----- Information shown

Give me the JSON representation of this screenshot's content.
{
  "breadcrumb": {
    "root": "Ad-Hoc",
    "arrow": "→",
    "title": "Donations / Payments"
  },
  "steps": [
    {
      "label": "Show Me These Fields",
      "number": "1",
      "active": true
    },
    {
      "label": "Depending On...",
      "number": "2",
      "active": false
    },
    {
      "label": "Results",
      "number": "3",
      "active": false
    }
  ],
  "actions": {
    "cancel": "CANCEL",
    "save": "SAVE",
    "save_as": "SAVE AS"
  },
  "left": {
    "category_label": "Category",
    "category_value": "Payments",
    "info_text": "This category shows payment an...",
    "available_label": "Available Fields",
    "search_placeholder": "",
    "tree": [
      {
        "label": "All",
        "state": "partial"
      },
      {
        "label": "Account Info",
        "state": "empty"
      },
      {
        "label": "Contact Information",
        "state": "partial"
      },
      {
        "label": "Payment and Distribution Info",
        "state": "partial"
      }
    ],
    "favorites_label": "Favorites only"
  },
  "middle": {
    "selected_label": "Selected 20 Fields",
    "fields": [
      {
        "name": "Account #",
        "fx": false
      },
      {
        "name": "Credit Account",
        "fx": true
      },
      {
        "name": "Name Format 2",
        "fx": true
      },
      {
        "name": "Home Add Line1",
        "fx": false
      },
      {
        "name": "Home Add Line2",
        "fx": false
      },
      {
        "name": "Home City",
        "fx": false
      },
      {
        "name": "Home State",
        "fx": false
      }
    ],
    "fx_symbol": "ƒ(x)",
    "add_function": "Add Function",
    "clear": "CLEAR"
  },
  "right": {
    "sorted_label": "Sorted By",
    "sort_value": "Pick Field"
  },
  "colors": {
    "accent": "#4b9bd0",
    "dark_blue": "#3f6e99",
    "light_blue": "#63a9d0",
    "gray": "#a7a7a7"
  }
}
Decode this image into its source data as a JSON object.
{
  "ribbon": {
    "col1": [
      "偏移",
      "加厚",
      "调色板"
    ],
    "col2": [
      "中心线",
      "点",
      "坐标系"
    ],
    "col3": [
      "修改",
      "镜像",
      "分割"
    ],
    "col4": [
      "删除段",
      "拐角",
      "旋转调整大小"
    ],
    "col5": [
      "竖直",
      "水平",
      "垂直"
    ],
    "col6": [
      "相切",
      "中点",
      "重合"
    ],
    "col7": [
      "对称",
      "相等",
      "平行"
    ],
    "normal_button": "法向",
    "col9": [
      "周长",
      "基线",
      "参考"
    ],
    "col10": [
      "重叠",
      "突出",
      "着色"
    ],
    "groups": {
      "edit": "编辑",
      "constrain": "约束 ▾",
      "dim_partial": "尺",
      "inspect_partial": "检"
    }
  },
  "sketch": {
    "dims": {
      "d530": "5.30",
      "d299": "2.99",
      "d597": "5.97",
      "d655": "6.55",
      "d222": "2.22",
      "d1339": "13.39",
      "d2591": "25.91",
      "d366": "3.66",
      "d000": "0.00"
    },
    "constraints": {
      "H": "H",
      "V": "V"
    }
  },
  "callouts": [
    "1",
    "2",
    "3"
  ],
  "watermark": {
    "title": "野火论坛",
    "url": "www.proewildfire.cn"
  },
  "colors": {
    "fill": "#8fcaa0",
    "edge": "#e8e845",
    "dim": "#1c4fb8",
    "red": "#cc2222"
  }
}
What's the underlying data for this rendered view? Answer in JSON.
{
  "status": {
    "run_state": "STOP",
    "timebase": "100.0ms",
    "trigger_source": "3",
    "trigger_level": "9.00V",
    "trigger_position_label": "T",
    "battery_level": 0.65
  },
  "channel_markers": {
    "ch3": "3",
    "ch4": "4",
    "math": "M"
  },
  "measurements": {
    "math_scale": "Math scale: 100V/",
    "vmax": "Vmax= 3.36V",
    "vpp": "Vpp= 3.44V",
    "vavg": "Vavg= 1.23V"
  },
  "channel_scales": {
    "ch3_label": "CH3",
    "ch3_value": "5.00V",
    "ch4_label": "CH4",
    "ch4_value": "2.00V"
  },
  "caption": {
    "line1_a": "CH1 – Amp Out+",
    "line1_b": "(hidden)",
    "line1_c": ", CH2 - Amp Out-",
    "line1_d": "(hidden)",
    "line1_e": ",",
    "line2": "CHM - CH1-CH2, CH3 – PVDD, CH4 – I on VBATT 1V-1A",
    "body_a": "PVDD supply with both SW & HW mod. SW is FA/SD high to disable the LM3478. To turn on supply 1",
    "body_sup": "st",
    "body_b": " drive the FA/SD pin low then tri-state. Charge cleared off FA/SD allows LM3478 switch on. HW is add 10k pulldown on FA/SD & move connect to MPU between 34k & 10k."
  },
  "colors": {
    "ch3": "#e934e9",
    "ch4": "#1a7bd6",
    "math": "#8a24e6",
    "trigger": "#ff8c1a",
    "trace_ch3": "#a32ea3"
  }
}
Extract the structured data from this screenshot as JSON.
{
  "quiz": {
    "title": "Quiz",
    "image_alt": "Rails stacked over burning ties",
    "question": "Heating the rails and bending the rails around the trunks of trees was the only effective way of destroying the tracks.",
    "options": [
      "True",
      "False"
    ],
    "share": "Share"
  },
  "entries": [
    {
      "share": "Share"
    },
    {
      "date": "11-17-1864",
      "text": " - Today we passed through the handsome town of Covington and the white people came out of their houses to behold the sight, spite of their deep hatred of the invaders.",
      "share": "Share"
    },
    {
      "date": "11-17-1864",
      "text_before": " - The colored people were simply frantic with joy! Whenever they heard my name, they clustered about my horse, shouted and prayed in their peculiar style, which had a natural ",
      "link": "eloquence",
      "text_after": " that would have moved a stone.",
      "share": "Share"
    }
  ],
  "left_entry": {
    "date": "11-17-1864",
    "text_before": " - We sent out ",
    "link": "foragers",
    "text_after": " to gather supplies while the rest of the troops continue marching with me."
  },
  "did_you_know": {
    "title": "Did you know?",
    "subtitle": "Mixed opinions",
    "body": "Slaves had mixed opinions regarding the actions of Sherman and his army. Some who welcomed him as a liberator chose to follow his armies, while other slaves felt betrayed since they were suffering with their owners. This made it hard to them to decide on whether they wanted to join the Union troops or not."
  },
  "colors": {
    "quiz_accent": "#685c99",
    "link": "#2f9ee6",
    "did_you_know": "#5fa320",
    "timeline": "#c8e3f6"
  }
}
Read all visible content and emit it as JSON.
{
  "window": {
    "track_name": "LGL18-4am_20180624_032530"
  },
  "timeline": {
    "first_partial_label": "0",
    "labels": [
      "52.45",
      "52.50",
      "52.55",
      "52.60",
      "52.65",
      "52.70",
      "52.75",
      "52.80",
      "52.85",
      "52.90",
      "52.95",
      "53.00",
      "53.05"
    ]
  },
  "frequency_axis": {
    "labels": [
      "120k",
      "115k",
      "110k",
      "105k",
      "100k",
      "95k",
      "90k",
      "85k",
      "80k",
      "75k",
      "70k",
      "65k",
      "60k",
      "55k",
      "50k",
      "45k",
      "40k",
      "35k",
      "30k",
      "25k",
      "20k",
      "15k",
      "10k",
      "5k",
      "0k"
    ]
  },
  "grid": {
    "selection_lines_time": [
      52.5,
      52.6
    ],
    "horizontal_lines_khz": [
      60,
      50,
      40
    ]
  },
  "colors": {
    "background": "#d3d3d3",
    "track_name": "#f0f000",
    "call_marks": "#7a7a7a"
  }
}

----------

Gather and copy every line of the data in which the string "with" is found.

    "body_a": "PVDD supply with both SW & HW mod. SW is FA/SD high to disable the LM3478. To turn on supply 1",
      "text_before": " - The colored people were simply frantic with joy! Whenever they heard my name, they clustered about my horse, shouted and prayed in their peculiar style, which had a natural ",
    "text_after": " to gather supplies while the rest of the troops continue marching with me."
    "body": "Slaves had mixed opinions regarding the actions of Sherman and his army. Some who welcomed him as a liberator chose to follow his armies, while other slaves felt betrayed since they were suffering with their owners. This made it hard to them to decide on whether they wanted to join the Union troops or not."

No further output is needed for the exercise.